My goal is to raise $1,000 for the SPCA of Texas, which would provide care, food, and medical attention for 3 shelter dogs. Will you show your support as I strive to run 13.1 miles by donating $10 towards that goal? You can donate online here and see how much I’ve raised so far:
Even if you can’t donate, please cheer me on by leaving me a message on my page.
Thank you so much for supporting me!
With gratitude & love,
P.S. If you would prefer to mail a check, please reply to this e-mail and let me know.
2. Fundraising Reminder Email
This is the a reminder email that should be sent out 7-10 days before your race. Your email should include the following to be most effective:
- Only include people who have NOT donated yet!
- Same tips as the previous email but this should be a much shorter email.
- Give an update on how far away you are from your fundraising goal.
- Both times I raised money, I had already BEAT my fundraising goal before this reminder email was sent. Don’t stop if you’ve already met your goal! Your charity could certainly use more donations so set a new goal. Instead of saying “I’m only $100 away from my goal”, I changed it to “I’m trying to raise an additional $500”.
Sample reminder email
Subject: 10 days until I run 13.1 miles

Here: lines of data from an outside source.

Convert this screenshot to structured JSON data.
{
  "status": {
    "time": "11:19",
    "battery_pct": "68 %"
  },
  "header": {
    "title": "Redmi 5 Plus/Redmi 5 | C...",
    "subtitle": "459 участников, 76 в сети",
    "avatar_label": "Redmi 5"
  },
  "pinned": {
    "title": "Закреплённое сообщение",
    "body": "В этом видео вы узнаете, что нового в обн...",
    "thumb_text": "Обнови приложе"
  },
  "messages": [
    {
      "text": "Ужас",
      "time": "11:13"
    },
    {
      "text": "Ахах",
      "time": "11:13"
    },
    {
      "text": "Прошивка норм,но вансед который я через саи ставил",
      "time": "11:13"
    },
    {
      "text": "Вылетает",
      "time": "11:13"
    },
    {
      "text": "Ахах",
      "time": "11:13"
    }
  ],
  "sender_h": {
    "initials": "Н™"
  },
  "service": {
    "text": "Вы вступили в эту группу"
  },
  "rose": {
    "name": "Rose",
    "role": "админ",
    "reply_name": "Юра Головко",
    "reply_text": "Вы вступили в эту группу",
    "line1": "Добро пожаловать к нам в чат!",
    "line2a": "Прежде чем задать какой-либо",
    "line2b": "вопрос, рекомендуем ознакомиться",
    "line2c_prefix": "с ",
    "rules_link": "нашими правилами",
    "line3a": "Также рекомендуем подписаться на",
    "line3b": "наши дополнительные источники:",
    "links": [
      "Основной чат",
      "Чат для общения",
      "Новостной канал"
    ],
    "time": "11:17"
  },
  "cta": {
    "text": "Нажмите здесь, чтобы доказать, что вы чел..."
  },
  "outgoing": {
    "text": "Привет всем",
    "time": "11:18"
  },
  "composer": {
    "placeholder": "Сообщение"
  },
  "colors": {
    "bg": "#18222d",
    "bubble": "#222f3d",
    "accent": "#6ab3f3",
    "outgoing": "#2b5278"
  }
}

In just 10 days, I’ll be running 13.1 miles in the Disney Princess 1/2 Marathon at Walt Disney World on February 24th. I’ve been training hard so I’ll finish my first 1/2 marathon.
To celebrate this achievement, I am raising money for the SPCA of Texas. I’m only $100 away from my goal of $2,000, which would provide care, food, and medical attention for 6 shelter dogs.
Please show your support by helping me reach my goal. Will you make a $10 donation today?
Your donation will bring pets closer to a loving forever home and means the world to them.
Thank you for your support!
With love & gratitude,
3. Donation Thank You Email
Your fundraising site should notify you whenever you receive a donation and hopefully who it came from, unless they chose to be anonymous.
- Send a thank you to each donor as soon as possible after they made their donation.
- Do NOT send a mass email for your Thank You email ever. If someone spent their hard earned money to donate to your cause, you can take 3 minutes and send them a personal email to thank them.
- This is another good time to remind your donor about the charity and the difference their donation will make.
Sample Thank You email
Subject: Thank you for your support
THANK YOU for supporting us and Waffles by donating towards Strut Your Mutt, the Race to End Animal Cruelty!
Your donation makes a difference. Thanks to your support, and the work of thousands of other individuals and teams, this year the SPCA of Texas will change the lives of more than 50,000 North Texas animals.
With love and gratitude,
4. Post-Race Update Email
This is the final email you’ll send for this race. Once your race is completed, this is a nice way to let your donors know that your race and fundraising has ended.
- Send this email only to your donors. You can post a variation of the same thing on your social media accounts as well.
- Let everyone know how much you raised for your charity.
- Plan ahead and take a few photos at the event to include in this email.
Sample Post-Race Update email
Subject: I ran 13.1 miles and raised $2,000 for SPCA of Texas
I did it!! I completed Disney’s Princess Half Marathon on Sunday and, with your help, raised $2,000 of the SPCA of Texas, double my goal, and enough to provide care, food, and medical attention for 6 homeless pets! Thank you so much for sharing and celebrating this huge milestone in my life with me. Your support has meant so much.
With love and gratitude,
If you found these tips useful, please let me know in the comments below. Best of luck with fundraising and thank you for supporting charities!